To coincide with international climate talks convening in Poland this week, the United Nations meteorological agency has released an analysis of this year’s global weather data. According to ABC news, Michel Jarraud of the World Meteorological Organisation said “2013 is likely to be one of the top 10 warmest years since records began.” Australia, he noted, had experienced “the world's biggest increase in average temperatures”.
Jarraud was quoted in the Sydney Morning Herald as saying that atmospheric concentrations of greenhouse gases had reached new heights in 2012 and were expected to exceed those levels in 2013.
A draft report from the Climate Change Authority (CAA), this government’s independent climate advisory body, has recommended that Australia aim to cut its greenhouse gas emissions by up to 50 per cent by 2030 as a contribution to global efforts to avoid two degrees of planetary warming by 2050. This is the level at which severe weather disruption will start to take place.
The authority clearly stated that the current target of a 5 per cent cut to emissions, based on 2000 levels, is inadequate and should be 15 per cent at an absolute minimum.

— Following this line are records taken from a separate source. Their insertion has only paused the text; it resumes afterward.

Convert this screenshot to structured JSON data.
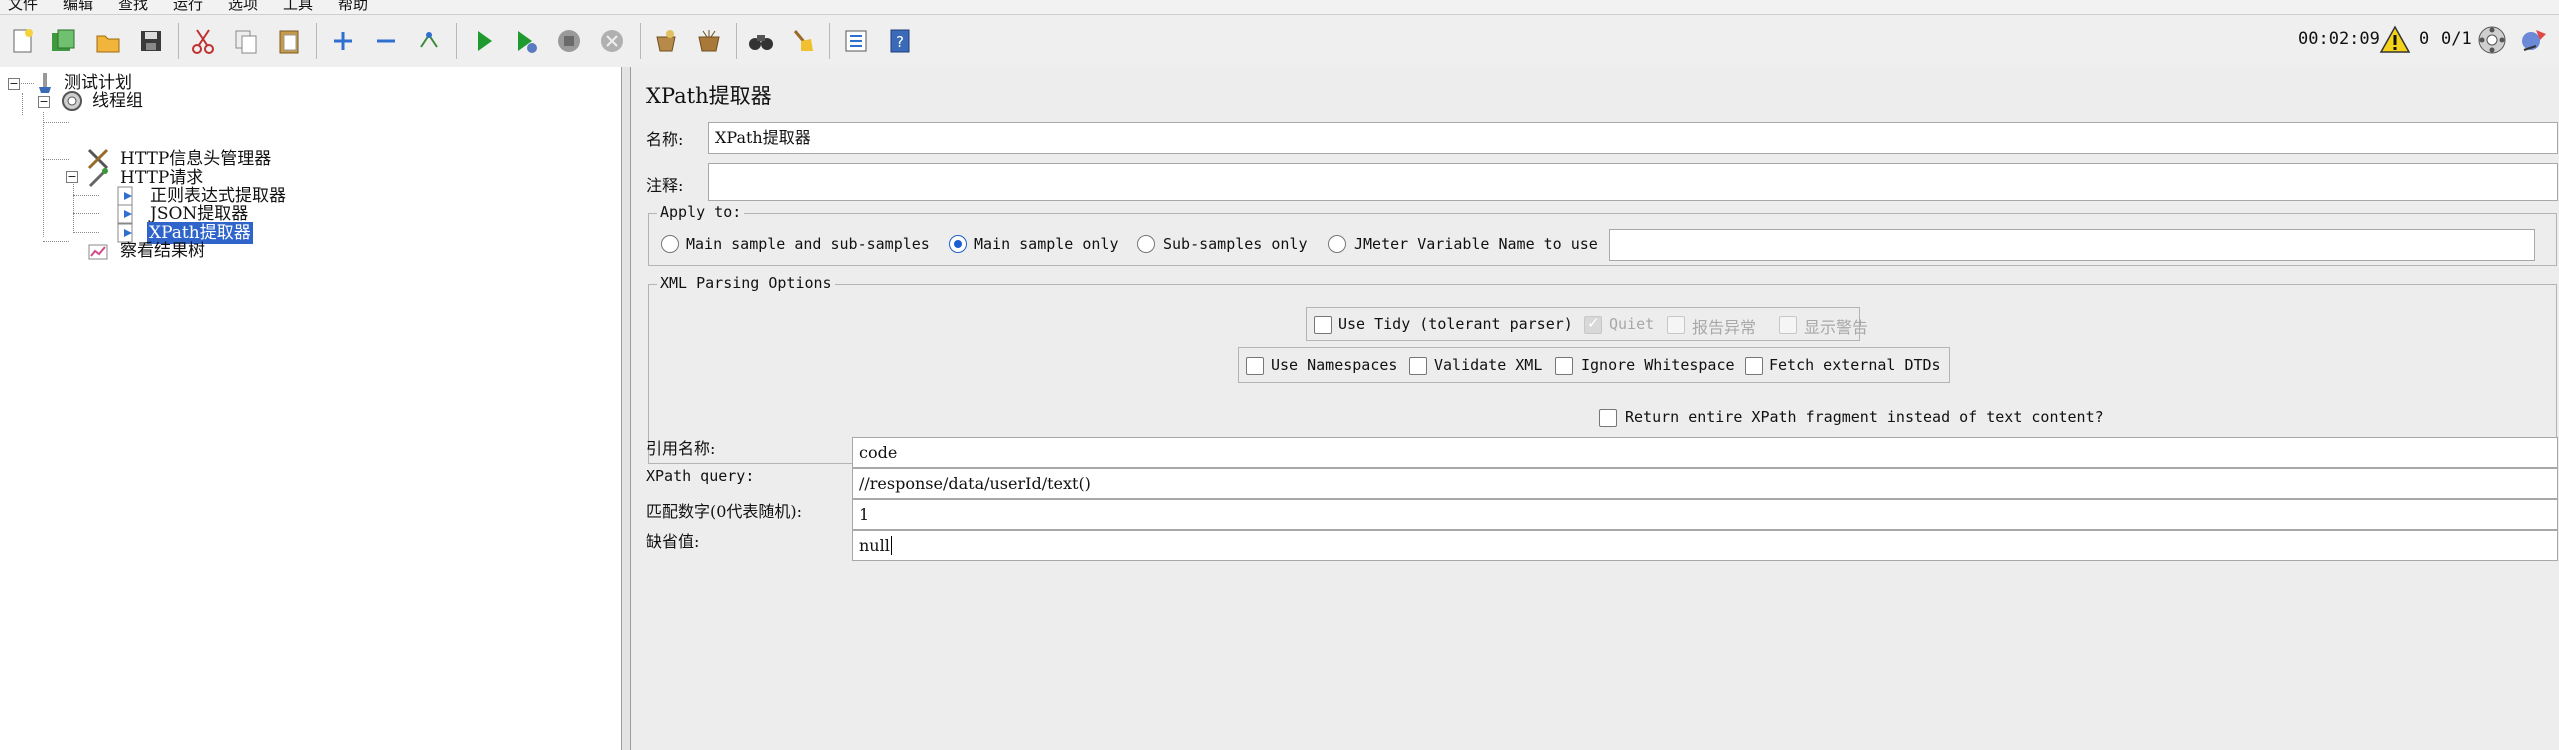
{
  "menu": [
    "文件",
    "编辑",
    "查找",
    "运行",
    "选项",
    "工具",
    "帮助"
  ],
  "status": {
    "elapsed": "00:02:09",
    "warning_count": "0",
    "threads": "0/1"
  },
  "icons": {
    "toolbar": [
      "new-icon",
      "templates-icon",
      "open-icon",
      "save-icon",
      "cut-icon",
      "copy-icon",
      "paste-icon",
      "expand-icon",
      "collapse-icon",
      "toggle-icon",
      "start-icon",
      "start-no-pause-icon",
      "stop-icon",
      "shutdown-icon",
      "clear-icon",
      "clear-all-icon",
      "search-icon",
      "reset-search-icon",
      "function-helper-icon",
      "help-icon"
    ]
  },
  "tree": {
    "root": "测试计划",
    "thread_group": "线程组",
    "header_manager": "HTTP信息头管理器",
    "http_request": "HTTP请求",
    "regex_extractor": "正则表达式提取器",
    "json_extractor": "JSON提取器",
    "xpath_extractor": "XPath提取器",
    "result_tree": "察看结果树"
  },
  "panel": {
    "title": "XPath提取器",
    "name_label": "名称:",
    "name_value": "XPath提取器",
    "comment_label": "注释:",
    "comment_value": "",
    "apply_to": {
      "title": "Apply to:",
      "options": [
        "Main sample and sub-samples",
        "Main sample only",
        "Sub-samples only",
        "JMeter Variable Name to use"
      ],
      "selected": "Main sample only",
      "variable_value": ""
    },
    "xml_parsing": {
      "title": "XML Parsing Options",
      "use_tidy": "Use Tidy (tolerant parser)",
      "quiet": "Quiet",
      "report_errors": "报告异常",
      "show_warnings": "显示警告",
      "use_namespaces": "Use Namespaces",
      "validate_xml": "Validate XML",
      "ignore_whitespace": "Ignore Whitespace",
      "fetch_dtds": "Fetch external DTDs"
    },
    "return_fragment": "Return entire XPath fragment instead of text content?",
    "ref_name_label": "引用名称:",
    "ref_name_value": "code",
    "xpath_query_label": "XPath query:",
    "xpath_query_value": "//response/data/userId/text()",
    "match_no_label": "匹配数字(0代表随机):",
    "match_no_value": "1",
    "default_label": "缺省值:",
    "default_value": "null"
  }
}
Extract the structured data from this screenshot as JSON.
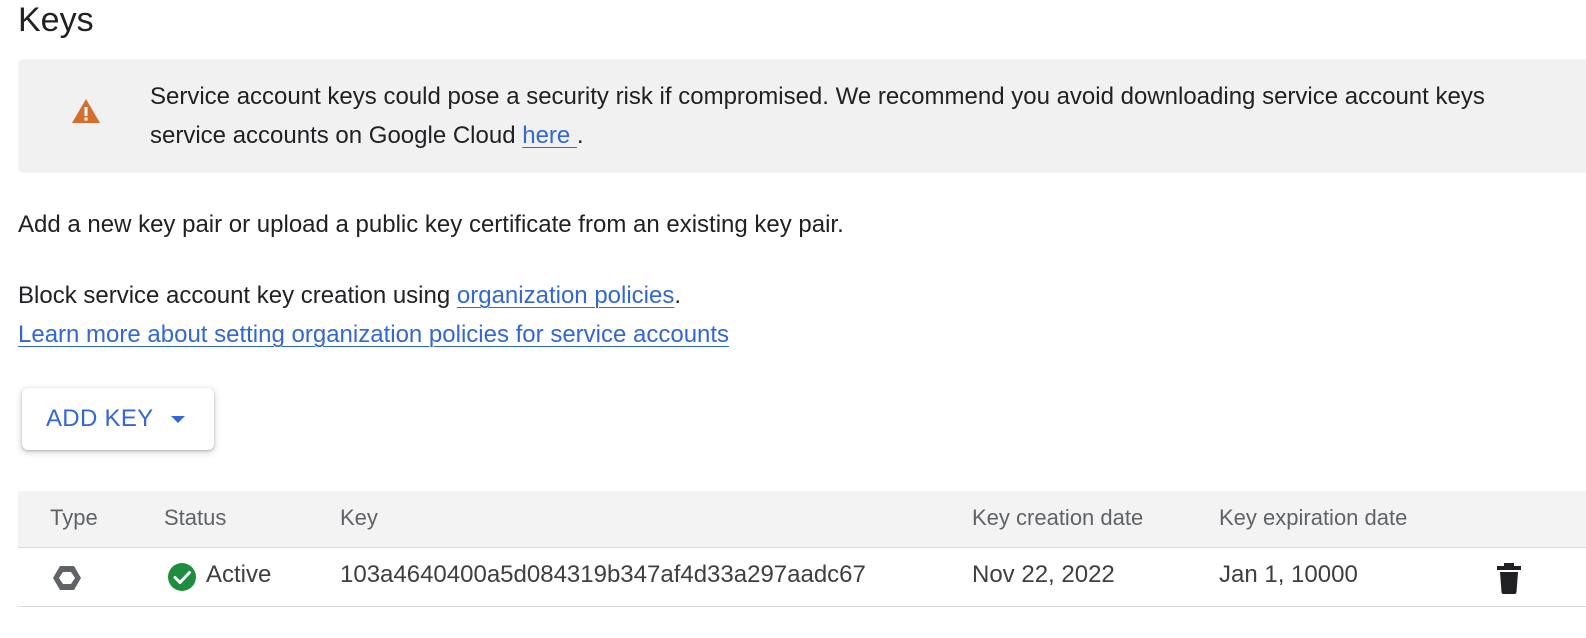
{
  "section": {
    "title": "Keys"
  },
  "banner": {
    "icon": "warning-icon",
    "icon_color": "#d56e2c",
    "line1": "Service account keys could pose a security risk if compromised. We recommend you avoid downloading service account keys",
    "line2_prefix": "service accounts on Google Cloud ",
    "link": "here ",
    "line2_suffix": "."
  },
  "intro": {
    "text": "Add a new key pair or upload a public key certificate from an existing key pair."
  },
  "policy": {
    "prefix": "Block service account key creation using ",
    "link": "organization policies",
    "suffix": ".",
    "learn_more": "Learn more about setting organization policies for service accounts"
  },
  "add_key": {
    "label": "ADD KEY",
    "icon": "caret-down-icon"
  },
  "table": {
    "headers": [
      "Type",
      "Status",
      "Key",
      "Key creation date",
      "Key expiration date"
    ],
    "rows": [
      {
        "type_icon": "hexagon-key-icon",
        "status": "Active",
        "status_icon": "check-circle-icon",
        "status_color": "#1e8e3e",
        "key": "103a4640400a5d084319b347af4d33a297aadc67",
        "created": "Nov 22, 2022",
        "expires": "Jan 1, 10000",
        "action_icon": "delete-icon"
      }
    ]
  },
  "colors": {
    "link": "#3367d6",
    "banner_bg": "#f1f1f1",
    "header_bg": "#f3f3f3"
  }
}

These findings are not news to respected climate scientists, including those preparing reports for the Intergovernmental Panel on Climate Change (IPCC), who have been calling for more drastic cuts for years. Globally, there has been “a mix of shock and dismay at reports that Australia will not move beyond the existing 5% target to cut carbon emissions by 2020”, the ABC reports.
In light of this, and reports from the CAA and the IPCC, the current Australian targets do not present genuine solutions to the problems that face Australia, and the planet, if the full effects of climate change take hold.
It is surely time for Australian citizens to come out of their recent slumber on climate change action and acknowledge the enormity of the issue and the need to convince governments to take urgent measures now.